:: Given records

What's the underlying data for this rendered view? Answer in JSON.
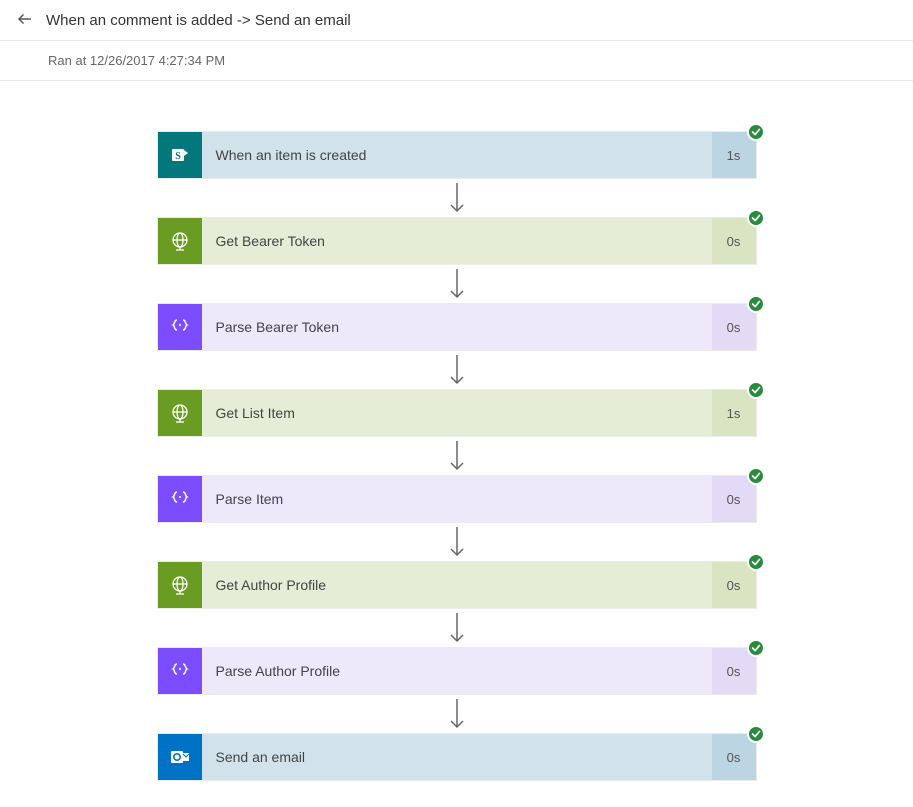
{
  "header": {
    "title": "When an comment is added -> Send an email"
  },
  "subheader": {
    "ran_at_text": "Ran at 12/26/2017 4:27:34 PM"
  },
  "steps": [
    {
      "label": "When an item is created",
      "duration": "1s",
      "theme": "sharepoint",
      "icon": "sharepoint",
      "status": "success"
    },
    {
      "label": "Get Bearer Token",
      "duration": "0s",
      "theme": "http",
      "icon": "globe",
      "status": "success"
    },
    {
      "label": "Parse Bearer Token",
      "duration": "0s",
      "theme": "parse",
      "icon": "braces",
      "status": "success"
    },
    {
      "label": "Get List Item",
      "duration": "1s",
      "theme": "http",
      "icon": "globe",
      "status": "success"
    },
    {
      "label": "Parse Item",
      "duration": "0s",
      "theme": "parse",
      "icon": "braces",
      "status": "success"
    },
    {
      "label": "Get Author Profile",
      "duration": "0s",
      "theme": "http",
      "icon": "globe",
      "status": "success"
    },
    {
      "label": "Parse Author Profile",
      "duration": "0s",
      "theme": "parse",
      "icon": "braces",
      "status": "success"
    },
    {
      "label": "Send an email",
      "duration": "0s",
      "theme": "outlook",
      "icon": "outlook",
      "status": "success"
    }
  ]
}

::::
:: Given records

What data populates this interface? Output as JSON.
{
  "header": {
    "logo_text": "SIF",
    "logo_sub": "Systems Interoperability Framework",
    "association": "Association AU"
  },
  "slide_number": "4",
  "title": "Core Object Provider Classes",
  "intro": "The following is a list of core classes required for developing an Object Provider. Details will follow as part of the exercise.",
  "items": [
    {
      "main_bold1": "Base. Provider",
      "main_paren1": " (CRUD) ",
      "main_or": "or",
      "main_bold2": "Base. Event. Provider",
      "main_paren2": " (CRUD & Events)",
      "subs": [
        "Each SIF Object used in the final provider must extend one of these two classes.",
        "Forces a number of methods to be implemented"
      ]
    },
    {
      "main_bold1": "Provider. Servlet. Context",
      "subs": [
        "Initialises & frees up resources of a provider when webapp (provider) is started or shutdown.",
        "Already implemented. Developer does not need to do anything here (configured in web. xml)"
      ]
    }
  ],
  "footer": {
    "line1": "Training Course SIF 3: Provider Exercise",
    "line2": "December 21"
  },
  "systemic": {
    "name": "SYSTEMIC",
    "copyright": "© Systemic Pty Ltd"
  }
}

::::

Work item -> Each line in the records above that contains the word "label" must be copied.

Written response ->
      "label": "When an item is created",
      "label": "Get Bearer Token",
      "label": "Parse Bearer Token",
      "label": "Get List Item",
      "label": "Parse Item",
      "label": "Get Author Profile",
      "label": "Parse Author Profile",
      "label": "Send an email",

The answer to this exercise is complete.